Today is sort of a milestone. I’m giving up on the traditional publishers and going the self-published ebook route instead. Yes, I’m a quitter, I said it.
It’s only half-true, though – I’ve decided this a few weeks back, after the latest rejection email. Since then I’ve done quite a bit of research and preparation to produce the best possible work I can. You may or may not be aware just how Russian I am. I hope my “written accent” is not as harsh as my spoken one. Still, I had to come to terms with the fact that maybe, just maybe my prose is not all that “native”. That meant I had to start throwing money at the problem.
I’ve already had a structural review by a Writers Victoria editor. This time I got quotes for a copy editor, a professional who would help me “smooth out” the awkward turn of phrase and fix my grammar. As part of the quote, I have asked for sample edits of the first couple of pages. Here’s my favourite one:
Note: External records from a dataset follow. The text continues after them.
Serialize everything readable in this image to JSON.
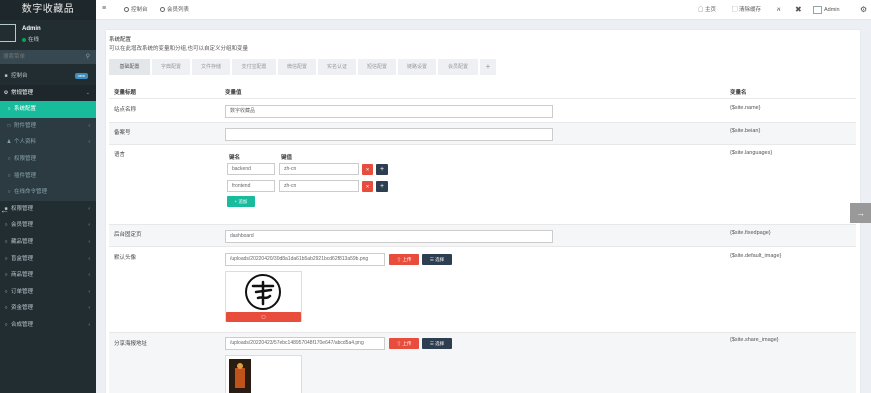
{
  "app": {
    "brand": "数字收藏品"
  },
  "user": {
    "name": "Admin",
    "status": "在线"
  },
  "sidebar": {
    "search_placeholder": "搜索菜单",
    "items": [
      {
        "label": "控制台",
        "icon": "dashboard-icon",
        "badge": "new"
      },
      {
        "label": "常规管理",
        "icon": "gear-icon"
      },
      {
        "label": "系统配置",
        "icon": "circle-icon"
      },
      {
        "label": "附件管理",
        "icon": "file-icon"
      },
      {
        "label": "个人资料",
        "icon": "user-icon"
      },
      {
        "label": "权限管理",
        "icon": "group-icon"
      },
      {
        "label": "插件管理",
        "icon": "rocket-icon"
      },
      {
        "label": "在线命令管理",
        "icon": "terminal-icon"
      },
      {
        "label": "权限管理",
        "icon": "group-icon"
      },
      {
        "label": "会员管理",
        "icon": "circle-icon"
      },
      {
        "label": "藏品管理",
        "icon": "circle-icon"
      },
      {
        "label": "盲盒管理",
        "icon": "circle-icon"
      },
      {
        "label": "商品管理",
        "icon": "circle-icon"
      },
      {
        "label": "订单管理",
        "icon": "circle-icon"
      },
      {
        "label": "资金管理",
        "icon": "circle-icon"
      },
      {
        "label": "合成管理",
        "icon": "circle-icon"
      }
    ]
  },
  "topbar": {
    "tabs": [
      "控制台",
      "会员列表"
    ],
    "home": "主页",
    "clear_cache": "清除缓存",
    "admin": "Admin"
  },
  "panel": {
    "title": "系统配置",
    "desc": "可以在此增改系统的变量和分组,也可以自定义分组和变量"
  },
  "config_tabs": [
    "基础配置",
    "字典配置",
    "文件存储",
    "支付宝配置",
    "微信配置",
    "实名认证",
    "短信配置",
    "链路设置",
    "会员配置"
  ],
  "table": {
    "headers": {
      "title": "变量标题",
      "value": "变量值",
      "name": "变量名"
    },
    "rows": [
      {
        "label": "站点名称",
        "value": "数字收藏品",
        "var": "{$site.name}"
      },
      {
        "label": "备案号",
        "value": "",
        "var": "{$site.beian}"
      },
      {
        "label": "语言",
        "var": "{$site.languages}",
        "key_label": "键名",
        "val_label": "键值",
        "pairs": [
          {
            "k": "backend",
            "v": "zh-cn"
          },
          {
            "k": "frontend",
            "v": "zh-cn"
          }
        ],
        "add_label": "+ 追加"
      },
      {
        "label": "后台固定页",
        "value": "dashboard",
        "var": "{$site.fixedpage}"
      },
      {
        "label": "默认头像",
        "value": "/uploads/20220420/30d8a1da61b5ab2921bcd62f813a59b.png",
        "var": "{$site.default_image}",
        "upload": "上传",
        "choose": "选择"
      },
      {
        "label": "分享海报地址",
        "value": "/uploads/20220423/57ebc148957048f170e647/abcd5a4.png",
        "var": "{$site.share_image}",
        "upload": "上传",
        "choose": "选择"
      }
    ]
  },
  "colors": {
    "sidebar": "#222d32",
    "active": "#18bc9c",
    "red": "#e74c3c",
    "dark": "#2c3e50"
  }
}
Not everyone was as thoughtful and managed to fix my errors without losing the protagonist’s “voice”. One editor crossed out the first paragraph alltogether and wrote a new one. Another corrected grammar and word choices to the point that my chicklit novel read like a textbook.
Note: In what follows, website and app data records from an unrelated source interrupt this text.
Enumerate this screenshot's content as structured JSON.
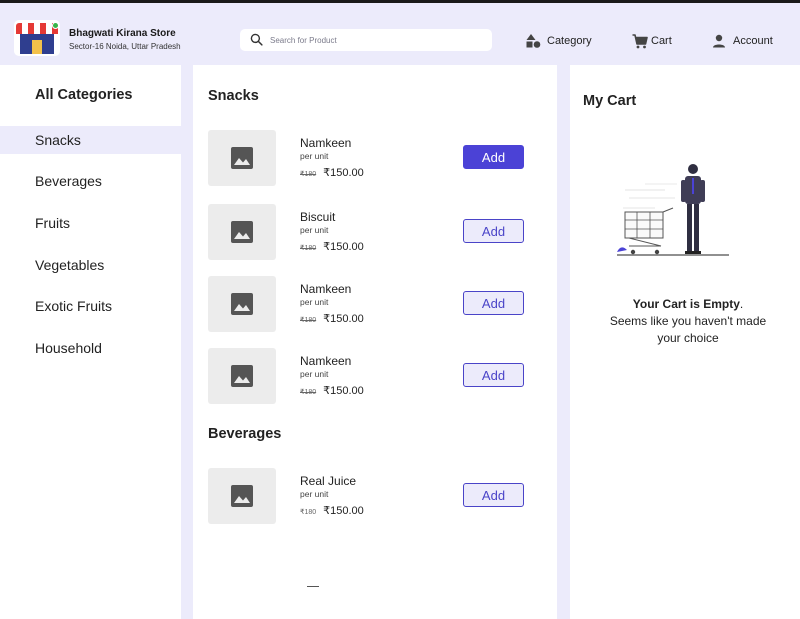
{
  "store": {
    "name": "Bhagwati Kirana Store",
    "address": "Sector-16 Noida, Uttar Pradesh"
  },
  "search": {
    "placeholder": "Search for Product"
  },
  "nav": {
    "category": "Category",
    "cart": "Cart",
    "account": "Account"
  },
  "sidebar": {
    "title": "All Categories",
    "items": [
      {
        "label": "Snacks",
        "active": true
      },
      {
        "label": "Beverages"
      },
      {
        "label": "Fruits"
      },
      {
        "label": "Vegetables"
      },
      {
        "label": "Exotic Fruits"
      },
      {
        "label": "Household"
      }
    ]
  },
  "sections": [
    {
      "title": "Snacks",
      "products": [
        {
          "name": "Namkeen",
          "unit": "per unit",
          "old_price": "₹180",
          "price": "₹150.00",
          "button": "Add"
        },
        {
          "name": "Biscuit",
          "unit": "per unit",
          "old_price": "₹180",
          "price": "₹150.00",
          "button": "Add"
        },
        {
          "name": "Namkeen",
          "unit": "per unit",
          "old_price": "₹180",
          "price": "₹150.00",
          "button": "Add"
        },
        {
          "name": "Namkeen",
          "unit": "per unit",
          "old_price": "₹180",
          "price": "₹150.00",
          "button": "Add"
        }
      ]
    },
    {
      "title": "Beverages",
      "products": [
        {
          "name": "Real Juice",
          "unit": "per unit",
          "old_price": "₹180",
          "price": "₹150.00",
          "button": "Add"
        }
      ]
    }
  ],
  "cart": {
    "title": "My Cart",
    "empty_title": "Your Cart is Empty",
    "empty_suffix": ".",
    "empty_text": "Seems like you haven't made your choice"
  },
  "colors": {
    "accent": "#4b42d6",
    "header_bg": "#ecebfb",
    "logo_awning": "#e53935"
  },
  "icons": [
    "search-icon",
    "category-icon",
    "cart-icon",
    "account-icon",
    "image-placeholder-icon"
  ]
}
The copyedit will be finished by the end of June, by which time I will have a proofreader ready. I plan to get an American editor, since the novel is set somewhere in the southeastern US. Al together the structural edit, the copy edit and the proofread will cost me about $3,500 AUD. Ouch.
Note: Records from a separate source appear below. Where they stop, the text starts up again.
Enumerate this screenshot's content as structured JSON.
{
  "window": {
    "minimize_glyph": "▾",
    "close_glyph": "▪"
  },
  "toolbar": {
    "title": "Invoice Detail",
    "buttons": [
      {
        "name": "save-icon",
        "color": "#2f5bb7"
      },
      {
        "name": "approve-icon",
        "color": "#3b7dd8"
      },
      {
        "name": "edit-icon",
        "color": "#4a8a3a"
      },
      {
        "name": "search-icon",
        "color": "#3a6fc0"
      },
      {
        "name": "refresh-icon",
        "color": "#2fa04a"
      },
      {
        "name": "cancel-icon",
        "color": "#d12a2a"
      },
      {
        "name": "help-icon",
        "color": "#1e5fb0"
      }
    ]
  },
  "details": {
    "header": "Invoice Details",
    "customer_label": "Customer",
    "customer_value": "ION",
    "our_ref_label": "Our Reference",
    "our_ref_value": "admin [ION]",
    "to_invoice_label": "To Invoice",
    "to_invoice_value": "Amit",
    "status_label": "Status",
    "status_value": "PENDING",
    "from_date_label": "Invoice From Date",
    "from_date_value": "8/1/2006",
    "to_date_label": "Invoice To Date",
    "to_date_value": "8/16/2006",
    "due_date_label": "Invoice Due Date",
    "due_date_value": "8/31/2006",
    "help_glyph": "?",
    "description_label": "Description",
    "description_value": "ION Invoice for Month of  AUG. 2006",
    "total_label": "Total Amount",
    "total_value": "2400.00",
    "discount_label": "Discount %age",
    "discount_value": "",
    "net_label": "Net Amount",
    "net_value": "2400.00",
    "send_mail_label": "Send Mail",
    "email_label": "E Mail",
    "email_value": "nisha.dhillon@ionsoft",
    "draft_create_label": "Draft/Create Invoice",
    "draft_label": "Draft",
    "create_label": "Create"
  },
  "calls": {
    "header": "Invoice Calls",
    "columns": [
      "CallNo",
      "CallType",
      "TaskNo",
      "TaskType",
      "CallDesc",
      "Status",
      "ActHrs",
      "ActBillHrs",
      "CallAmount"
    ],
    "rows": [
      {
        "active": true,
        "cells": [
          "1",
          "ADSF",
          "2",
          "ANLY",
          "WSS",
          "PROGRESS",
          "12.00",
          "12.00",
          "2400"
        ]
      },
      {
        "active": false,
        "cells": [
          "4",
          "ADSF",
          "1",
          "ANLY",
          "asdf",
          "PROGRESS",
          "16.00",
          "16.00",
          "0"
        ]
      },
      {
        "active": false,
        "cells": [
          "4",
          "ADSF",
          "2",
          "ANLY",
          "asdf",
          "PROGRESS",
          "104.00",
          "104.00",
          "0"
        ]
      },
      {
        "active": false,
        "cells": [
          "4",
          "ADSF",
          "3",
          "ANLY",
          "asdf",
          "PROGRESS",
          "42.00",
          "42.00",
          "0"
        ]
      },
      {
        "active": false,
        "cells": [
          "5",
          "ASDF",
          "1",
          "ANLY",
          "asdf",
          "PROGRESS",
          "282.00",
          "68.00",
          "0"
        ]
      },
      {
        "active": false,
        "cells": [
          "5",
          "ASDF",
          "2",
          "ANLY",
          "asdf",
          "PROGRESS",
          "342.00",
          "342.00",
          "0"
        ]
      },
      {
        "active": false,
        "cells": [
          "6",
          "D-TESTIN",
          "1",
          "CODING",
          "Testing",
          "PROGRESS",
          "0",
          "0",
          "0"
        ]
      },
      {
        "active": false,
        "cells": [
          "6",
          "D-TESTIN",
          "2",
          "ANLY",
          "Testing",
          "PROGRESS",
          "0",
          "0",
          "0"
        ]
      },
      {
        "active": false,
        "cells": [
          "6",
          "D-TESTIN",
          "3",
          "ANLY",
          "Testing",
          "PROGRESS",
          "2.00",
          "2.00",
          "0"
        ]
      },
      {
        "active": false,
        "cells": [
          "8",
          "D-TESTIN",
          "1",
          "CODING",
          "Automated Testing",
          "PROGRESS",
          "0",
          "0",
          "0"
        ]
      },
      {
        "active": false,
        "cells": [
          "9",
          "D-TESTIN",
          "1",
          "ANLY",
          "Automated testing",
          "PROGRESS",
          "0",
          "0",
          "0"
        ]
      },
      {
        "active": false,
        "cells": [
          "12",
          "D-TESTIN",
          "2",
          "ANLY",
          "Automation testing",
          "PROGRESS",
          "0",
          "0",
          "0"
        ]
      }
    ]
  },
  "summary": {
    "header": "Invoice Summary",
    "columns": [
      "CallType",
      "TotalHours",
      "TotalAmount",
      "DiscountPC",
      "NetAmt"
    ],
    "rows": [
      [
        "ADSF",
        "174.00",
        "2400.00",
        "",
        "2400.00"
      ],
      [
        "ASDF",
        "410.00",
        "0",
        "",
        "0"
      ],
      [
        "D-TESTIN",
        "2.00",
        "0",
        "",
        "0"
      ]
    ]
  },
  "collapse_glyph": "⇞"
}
My next problem are the potential lawsuits I could face from making fun of a host of celebrities. Yeah, I know, the comedians on TV do it all the time, but I want to make sure my gags don’t land me in court. Also, the novel has many “spoofy” moments, making fun of various films, quoting song lyrics, and books. Better safe than sorry. I’m currently seeking advice from Arts Law, an organisation offering advice to artists at a very low fee (just a $150 annual subscription). I will post later on my experiences with Arts Law lawyers. Hope my review wouldn’t land me in court, either.
Then there’s the cover art, ISBN number, promotional copy, and a headshot of the happy author…I will be busy for a couple of months. My goal is to have the ebook available on Amazon Kindle by the end of August. Most importantly, I will have a big fat (and very expensive) dot at the end of this project. Hopefully it will let me move on and start writing a sequel. And that, as VISA claims, is priceless.
(Can I quote a VISA commercial if I give them credit? How does it work? Is VISA going to sue me now? What if I said “pricewise” instead of “priceless”? Hope the lawyers call back soon…)